- Mandatory phasing out of vintage firearms: there's a reason why CIP proof houses test barrels to up to 1630 BAR in pressure and mark the barrels that pass those tests with a specific marking (a lily flower): other-than-lead ammunition in general, and steel ammunition specifically, is known to develop much higher pressures than lead-based ammunition in the same caliber.
A ban on lead-based ammunition would make many firearms unsafe, and thus impossible to use. And this doesn't "just" include your grandpa's old lever-action carbine or hunting shotgun, but many vintage rifles and carbines dating back to the world wars. True collector's pieces would be turned to nothing more than very expensive paperweights overnight, just as if they had all been permanently deactivated.
- Increase in costs: hunters and sport shooters would have to face additional costs to purchase new firearms that would be safe to use with other-than-lead ammunition – which is often significantly more expensive than lead ammunition. Manufacturers would have to research and industrialize to manufacture ammunition in materials other than lead, offering the same density and wear factor as lead; the cost of research and industrial gear-up would fall on the end user on the brief-to-mid-term.
In those jurisdictions where restrictions on the use of lead-based ammunition for hunting were imposed in the past, the most direct effect was a sharp fall in the number of active hunters, as many could not afford the additional expenses to adapt to the use of non-lead ammo. With sport shooters being impacted by such a ban, results would be even more disastrous.
Why are they doing it?
Animal welfare and protection of the environment are of course the usual excuse – and yet scientific evidence seems to contradict ECHA about the danger posed by lead-based ammunition and fishing tackle, so much so that recently the United Kingdom refused to implement such a total lead ammo ban. Facade and excuses aside, it's not hard to see how this may be just an attempt to introduce gun control in disguise.
After all, the efforts of the European gun owners community – represented by organizations such as Firearms United – made sure that the European Commission failed to introduce draconian gun bans with the new 2017/853 European Firearms Directive.
The Commission still has to recover from such a staggering political defeat, and as of today, September 2019, as Swedish press reports, twenty EU Member States out of twenty-seven still have to implement the new European Firearms Directive, totally or partially.

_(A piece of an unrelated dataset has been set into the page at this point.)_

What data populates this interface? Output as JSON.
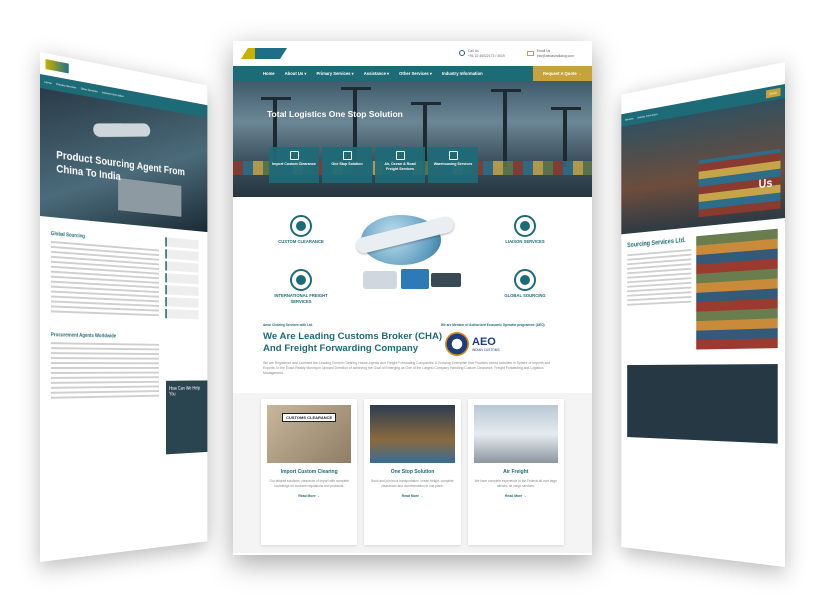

As such, giving it another shot with a review of the directive is basically impossible on the short term.
In order to keep up the pace with their disarmament plans, the European élites will thus resort to alternative ways, such as measures that would make it more expensive for hunters and shooters to keep practicing their sports and hobbies, forcing many of them to give them up altogether.
In order to avoid the "hiccups" experienced by the European firearms directive, this time they decided not to go through the European Parliament – which, being the only EU institution to be elected by the citizens of the Member States, is also at least partially influenced in its decisions by the will of said citizens – but through a bureaucratic and "scientific" body such as ECHA, which answers only to the European Commission and is by no means bound to listen to the requests and the opinion of the peoples of Europe.
With luck, organizations such as FACE and AFEMS – the Association of European Manufacturers of Sporting Ammunition – are among the consulting bodies that will have their say on this disgraceful proposal.
As usual, it's worth reminding that the procedure will be lengthy and there is no cause for immediate panic. Our community will however need to remain vigilant on the matter, and ready to respond promptly as one to any call for action tied to this topic that may be raised in the coming weeks and months.
GUNSweek.com will of course keep the European hunters and shooters community posted about the evolution of this threat.
Mala tempora currunt...